* Problem requirements *
Report each line of the listing that carries the word "天下第一不是我".

* Provided data *
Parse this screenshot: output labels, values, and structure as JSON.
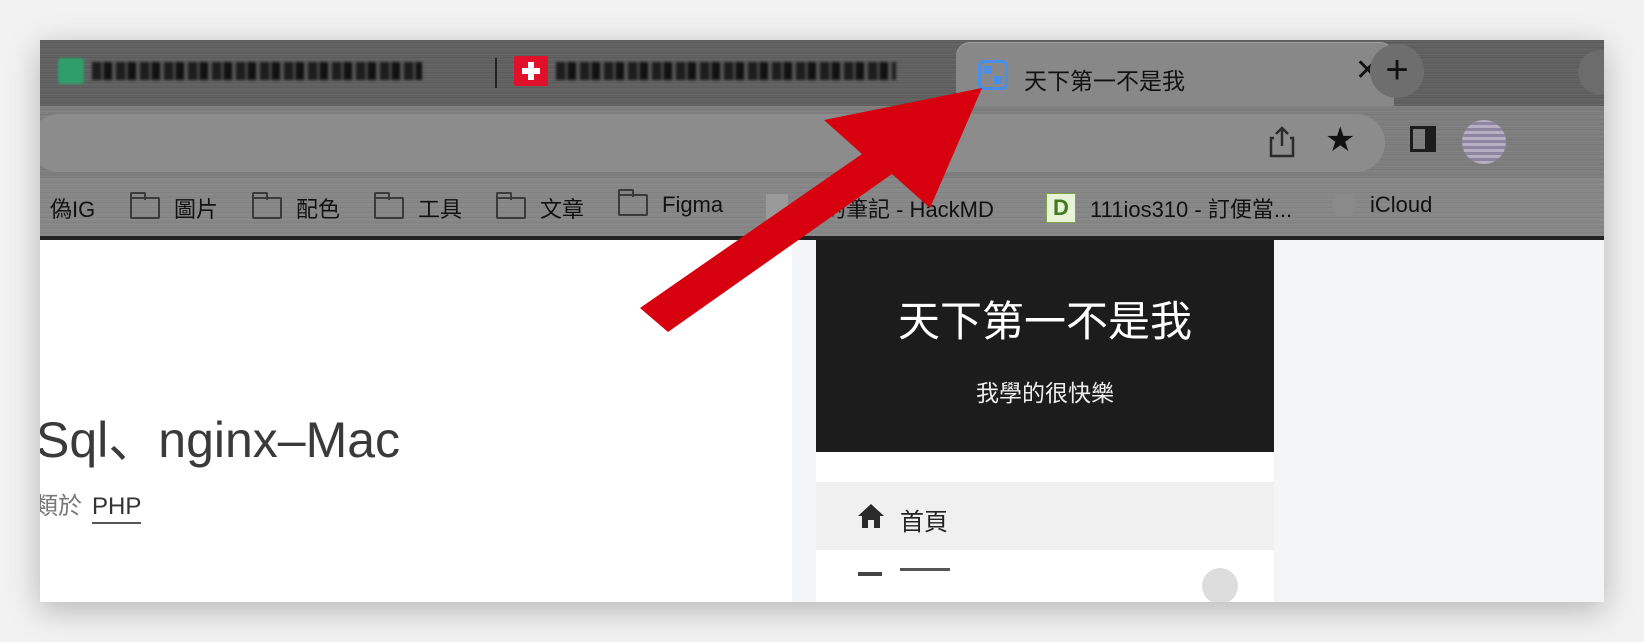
{
  "tabs": {
    "active_title": "天下第一不是我",
    "close_glyph": "✕",
    "new_tab_glyph": "+"
  },
  "toolbar": {
    "star_glyph": "★"
  },
  "bookmarks": [
    {
      "label": "偽IG",
      "icon": "none"
    },
    {
      "label": "圖片",
      "icon": "folder-icon"
    },
    {
      "label": "配色",
      "icon": "folder-icon"
    },
    {
      "label": "工具",
      "icon": "folder-icon"
    },
    {
      "label": "文章",
      "icon": "folder-icon"
    },
    {
      "label": "Figma",
      "icon": "folder-icon"
    },
    {
      "label": "我的筆記 - HackMD",
      "icon": "page-icon"
    },
    {
      "label": "111ios310 - 訂便當...",
      "icon": "d-favicon"
    },
    {
      "label": "iCloud",
      "icon": "apple-icon"
    }
  ],
  "d_favicon_letter": "D",
  "post": {
    "title": "Sql、nginx–Mac",
    "meta_prefix": "類於",
    "category": "PHP"
  },
  "site": {
    "title": "天下第一不是我",
    "description": "我學的很快樂",
    "nav_home": "首頁"
  },
  "colors": {
    "arrow": "#d6000f",
    "header_bg": "#1c1c1c",
    "tab_icon": "#4b8ee8"
  }
}
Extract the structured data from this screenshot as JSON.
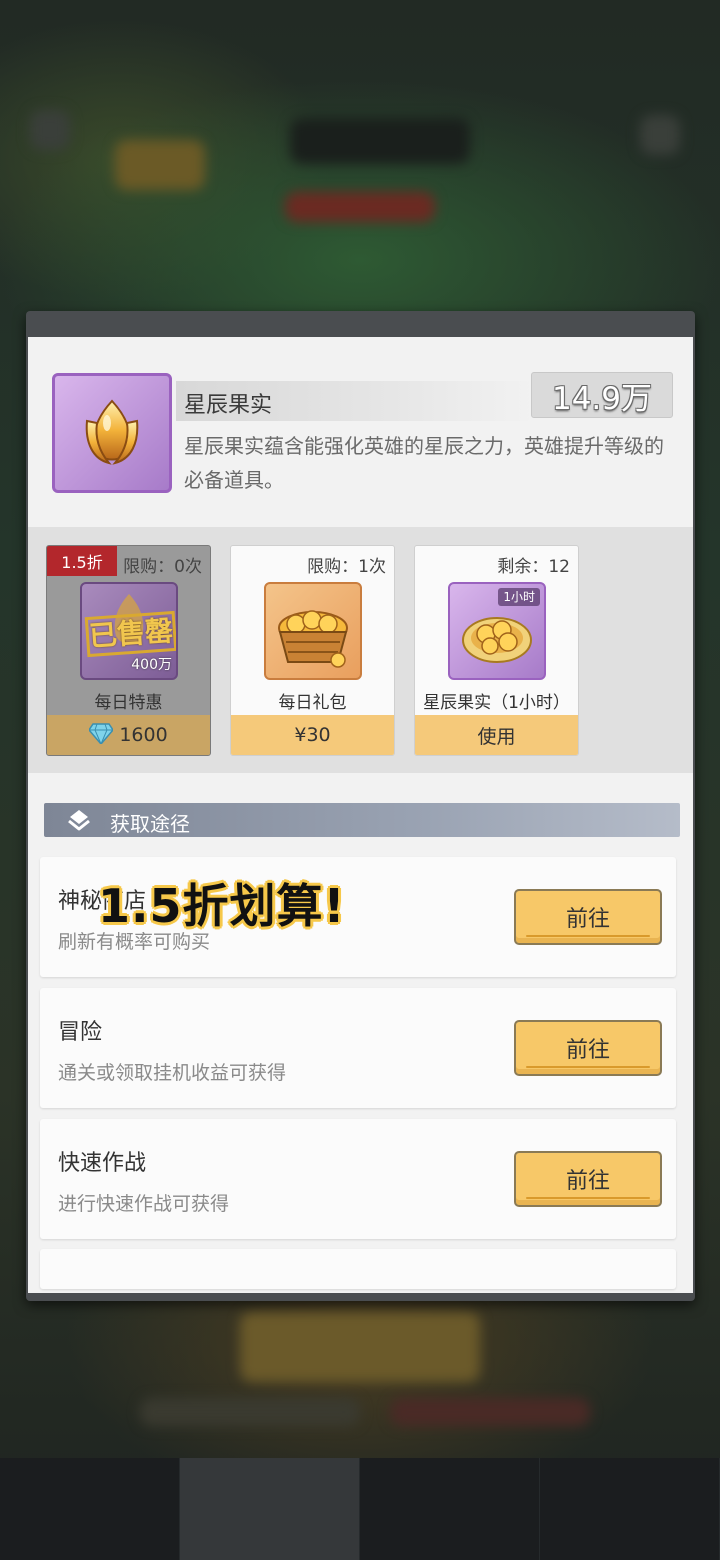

* Answer area *
    "active_title": "天下第一不是我",
    "title": "天下第一不是我",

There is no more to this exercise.